I entered kindergarten three months after D-Day. But I experienced some sense of the horrendous sacrifice made by American troops that historic day when a friend of mine name Hal poured out his story years later. His unit landed at Normandy the day after D-Day and, having positioned themselves on high ground, he was tasked by his commander to return to the beach to retrieve some equipment.
I sensed the emotion building up in Hal as he described how the cloudy weather and rough seas of D-Day had given way to blue skies and calmer waters that next day — when the beach was still covered with the carnage of his fellow soldiers from the day before. Hal’s voice faltered and tears welled up in his eyes — and in mine — as he grasped for words, having a picture in his mind that I can only imagine.
All gave some, some gave all. Many of them.

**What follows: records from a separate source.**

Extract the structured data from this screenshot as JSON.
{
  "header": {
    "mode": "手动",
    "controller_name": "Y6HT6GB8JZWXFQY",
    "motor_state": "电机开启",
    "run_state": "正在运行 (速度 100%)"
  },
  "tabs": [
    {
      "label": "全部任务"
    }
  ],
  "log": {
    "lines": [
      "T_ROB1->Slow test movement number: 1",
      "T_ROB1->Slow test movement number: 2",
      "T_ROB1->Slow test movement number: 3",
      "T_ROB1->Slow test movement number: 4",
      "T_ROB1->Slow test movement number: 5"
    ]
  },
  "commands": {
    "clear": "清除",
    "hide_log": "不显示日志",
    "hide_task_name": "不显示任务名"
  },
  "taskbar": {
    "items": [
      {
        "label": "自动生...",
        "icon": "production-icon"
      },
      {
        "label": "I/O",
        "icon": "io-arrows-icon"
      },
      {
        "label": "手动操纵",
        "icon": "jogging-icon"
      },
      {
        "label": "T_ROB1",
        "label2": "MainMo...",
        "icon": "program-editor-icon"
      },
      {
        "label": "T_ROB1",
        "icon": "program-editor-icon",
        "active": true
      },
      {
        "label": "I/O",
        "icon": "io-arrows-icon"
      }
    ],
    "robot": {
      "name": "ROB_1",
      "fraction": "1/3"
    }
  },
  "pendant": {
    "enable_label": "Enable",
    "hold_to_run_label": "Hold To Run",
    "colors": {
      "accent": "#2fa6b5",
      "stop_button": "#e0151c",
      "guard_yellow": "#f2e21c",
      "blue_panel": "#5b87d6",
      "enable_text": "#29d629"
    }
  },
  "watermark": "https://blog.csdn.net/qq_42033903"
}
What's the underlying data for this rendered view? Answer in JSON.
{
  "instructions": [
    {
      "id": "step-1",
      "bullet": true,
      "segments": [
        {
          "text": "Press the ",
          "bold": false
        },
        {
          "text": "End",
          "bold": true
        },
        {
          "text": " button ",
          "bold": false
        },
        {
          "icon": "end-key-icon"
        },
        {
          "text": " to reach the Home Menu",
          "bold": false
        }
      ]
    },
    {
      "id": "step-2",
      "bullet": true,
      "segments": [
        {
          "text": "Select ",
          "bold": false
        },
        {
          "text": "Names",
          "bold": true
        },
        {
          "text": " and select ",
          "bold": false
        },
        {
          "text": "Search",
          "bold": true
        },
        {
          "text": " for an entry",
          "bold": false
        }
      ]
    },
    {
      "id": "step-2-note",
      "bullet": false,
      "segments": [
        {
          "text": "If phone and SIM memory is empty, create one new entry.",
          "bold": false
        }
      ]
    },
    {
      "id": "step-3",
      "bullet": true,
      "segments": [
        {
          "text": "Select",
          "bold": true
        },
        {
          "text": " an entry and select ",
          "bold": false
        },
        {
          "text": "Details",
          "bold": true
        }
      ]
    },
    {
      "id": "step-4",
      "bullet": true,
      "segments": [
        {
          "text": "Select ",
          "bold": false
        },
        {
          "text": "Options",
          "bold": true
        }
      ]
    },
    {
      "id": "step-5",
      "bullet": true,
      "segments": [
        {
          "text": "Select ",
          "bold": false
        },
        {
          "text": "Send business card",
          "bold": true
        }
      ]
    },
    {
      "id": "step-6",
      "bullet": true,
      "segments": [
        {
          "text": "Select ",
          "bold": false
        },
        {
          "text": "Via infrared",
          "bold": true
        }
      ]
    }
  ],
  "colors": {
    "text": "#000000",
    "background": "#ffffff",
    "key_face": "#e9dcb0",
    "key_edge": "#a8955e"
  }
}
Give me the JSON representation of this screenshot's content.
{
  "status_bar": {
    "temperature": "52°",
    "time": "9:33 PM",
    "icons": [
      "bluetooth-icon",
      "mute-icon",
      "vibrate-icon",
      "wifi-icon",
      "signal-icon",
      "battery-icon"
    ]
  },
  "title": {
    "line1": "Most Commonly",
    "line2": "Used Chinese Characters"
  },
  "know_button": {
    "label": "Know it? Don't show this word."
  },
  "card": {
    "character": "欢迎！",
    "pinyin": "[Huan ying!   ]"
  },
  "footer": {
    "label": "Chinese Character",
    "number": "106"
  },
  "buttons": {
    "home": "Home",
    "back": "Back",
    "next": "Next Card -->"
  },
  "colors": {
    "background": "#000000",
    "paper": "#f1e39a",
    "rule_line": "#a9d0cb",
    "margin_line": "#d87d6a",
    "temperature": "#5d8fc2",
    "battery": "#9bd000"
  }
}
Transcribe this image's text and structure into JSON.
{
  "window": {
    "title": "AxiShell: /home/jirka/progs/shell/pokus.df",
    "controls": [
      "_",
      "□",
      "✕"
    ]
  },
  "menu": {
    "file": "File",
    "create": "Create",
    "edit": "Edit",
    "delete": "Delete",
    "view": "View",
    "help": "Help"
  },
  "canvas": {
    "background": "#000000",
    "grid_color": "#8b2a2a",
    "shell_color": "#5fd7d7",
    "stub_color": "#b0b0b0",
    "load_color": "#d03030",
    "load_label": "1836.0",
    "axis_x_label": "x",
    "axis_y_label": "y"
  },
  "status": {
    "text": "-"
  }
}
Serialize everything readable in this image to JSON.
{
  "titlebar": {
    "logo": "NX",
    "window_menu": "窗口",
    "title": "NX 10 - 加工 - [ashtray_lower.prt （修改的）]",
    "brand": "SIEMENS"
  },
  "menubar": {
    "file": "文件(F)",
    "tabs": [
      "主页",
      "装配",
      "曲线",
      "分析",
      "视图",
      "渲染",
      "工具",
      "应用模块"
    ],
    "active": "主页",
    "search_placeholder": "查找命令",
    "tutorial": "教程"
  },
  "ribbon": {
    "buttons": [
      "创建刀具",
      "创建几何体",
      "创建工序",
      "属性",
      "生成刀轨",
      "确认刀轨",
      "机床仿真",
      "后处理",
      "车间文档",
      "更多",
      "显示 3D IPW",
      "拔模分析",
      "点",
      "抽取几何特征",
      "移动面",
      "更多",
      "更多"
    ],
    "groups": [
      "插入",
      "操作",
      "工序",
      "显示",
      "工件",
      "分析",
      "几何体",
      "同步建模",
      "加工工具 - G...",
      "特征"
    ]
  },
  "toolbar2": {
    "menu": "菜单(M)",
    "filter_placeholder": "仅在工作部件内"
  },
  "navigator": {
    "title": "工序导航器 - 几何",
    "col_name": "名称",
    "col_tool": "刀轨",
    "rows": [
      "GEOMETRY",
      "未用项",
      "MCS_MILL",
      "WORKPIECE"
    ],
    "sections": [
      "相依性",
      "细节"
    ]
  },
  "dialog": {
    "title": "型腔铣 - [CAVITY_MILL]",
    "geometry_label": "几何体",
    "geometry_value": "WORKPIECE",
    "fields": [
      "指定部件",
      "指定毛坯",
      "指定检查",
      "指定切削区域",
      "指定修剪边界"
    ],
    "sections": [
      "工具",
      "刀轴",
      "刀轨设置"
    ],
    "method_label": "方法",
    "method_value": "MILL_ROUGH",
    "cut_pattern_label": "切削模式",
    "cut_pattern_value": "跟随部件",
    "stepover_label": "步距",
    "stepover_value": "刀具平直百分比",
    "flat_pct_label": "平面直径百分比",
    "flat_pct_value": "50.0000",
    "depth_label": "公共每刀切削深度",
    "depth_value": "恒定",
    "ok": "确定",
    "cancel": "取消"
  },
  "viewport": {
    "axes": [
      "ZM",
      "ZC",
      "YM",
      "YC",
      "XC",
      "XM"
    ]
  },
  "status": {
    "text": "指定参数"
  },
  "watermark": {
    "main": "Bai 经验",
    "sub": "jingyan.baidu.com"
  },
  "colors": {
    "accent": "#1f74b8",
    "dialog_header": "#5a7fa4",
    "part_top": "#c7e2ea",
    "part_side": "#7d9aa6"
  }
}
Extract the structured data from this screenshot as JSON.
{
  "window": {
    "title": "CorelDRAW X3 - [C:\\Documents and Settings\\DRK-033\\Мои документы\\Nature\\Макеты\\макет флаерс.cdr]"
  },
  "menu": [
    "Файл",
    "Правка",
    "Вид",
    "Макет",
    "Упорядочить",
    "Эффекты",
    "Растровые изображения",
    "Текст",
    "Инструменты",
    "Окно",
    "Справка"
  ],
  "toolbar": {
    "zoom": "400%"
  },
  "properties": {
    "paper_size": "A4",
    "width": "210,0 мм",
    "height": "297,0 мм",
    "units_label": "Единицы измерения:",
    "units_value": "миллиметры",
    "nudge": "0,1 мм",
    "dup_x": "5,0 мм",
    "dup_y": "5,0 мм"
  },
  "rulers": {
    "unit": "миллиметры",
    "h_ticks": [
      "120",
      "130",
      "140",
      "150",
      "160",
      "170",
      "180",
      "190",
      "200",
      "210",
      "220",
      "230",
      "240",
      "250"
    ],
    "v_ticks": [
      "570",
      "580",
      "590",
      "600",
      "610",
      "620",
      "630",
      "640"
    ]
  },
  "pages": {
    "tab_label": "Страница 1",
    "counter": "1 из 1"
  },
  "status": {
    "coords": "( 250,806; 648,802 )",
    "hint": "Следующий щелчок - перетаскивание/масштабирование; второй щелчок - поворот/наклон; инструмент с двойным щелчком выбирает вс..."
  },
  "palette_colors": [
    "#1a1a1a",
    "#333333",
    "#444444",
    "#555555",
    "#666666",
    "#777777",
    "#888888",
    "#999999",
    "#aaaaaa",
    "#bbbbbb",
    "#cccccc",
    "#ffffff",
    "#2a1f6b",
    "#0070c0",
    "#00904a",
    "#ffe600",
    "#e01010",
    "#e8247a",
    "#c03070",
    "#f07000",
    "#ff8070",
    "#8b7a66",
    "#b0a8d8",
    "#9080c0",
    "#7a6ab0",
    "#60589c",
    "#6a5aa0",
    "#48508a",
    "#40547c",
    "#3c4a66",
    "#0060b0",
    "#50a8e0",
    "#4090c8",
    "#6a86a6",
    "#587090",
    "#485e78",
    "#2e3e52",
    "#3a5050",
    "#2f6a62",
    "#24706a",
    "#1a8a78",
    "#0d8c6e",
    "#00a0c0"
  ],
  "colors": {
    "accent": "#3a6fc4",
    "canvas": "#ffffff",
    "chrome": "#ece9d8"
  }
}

That brings us to Korea. My brother was captain of our football team, his best buddy, Leigh Whitaker, being the play-by-play announcer who credited my brother with all the gang tackles. Leigh was that kind of guy, light-hearted and helpful. But when Korea came, they went in opposite directions — my brother to a Coast Guard cutter in the Atlantic, Leigh to Korea as an Army medic. His unit was overwhelmed in a pre-dawn attack, most of his unit killed in the initial onslaught. Leigh was lined up with a few other survivors for execution, but a last-minute reprieve came when the enemy realized their value as prisoners.
Leigh was considered missing in action for more than three years. The reality of his having been a prisoner of war for 37 months and dropping to 85 pounds due to forced marches and sleeping on the ground only became known later, in August of 1953.
A list of returning POWs was being read out over the radio late at night. When I heard “Charles Leigh Whitaker, Cincinnati, Ohio,” I jumped out of bed and woke everyone up. “Leigh’s coming home.”
But life after military service is also challenging. Leigh married but his and his wife’s two beautiful children had muscular dystrophy. They were the national poster children for the Jerry Lewis telethon of 1963 and visited President Kennedy at the White House in that capacity shortly before his assassination.
No, I was never in uniform. But we all can serve our country in some capacity. Mine is writing, others do so by supporting our soldiers, sailors and airmen while overseas and, ever more so, when they return home.
Please be such a server — for a cause nobler than self.
James F. Burns is a retired professor at the University of Florida.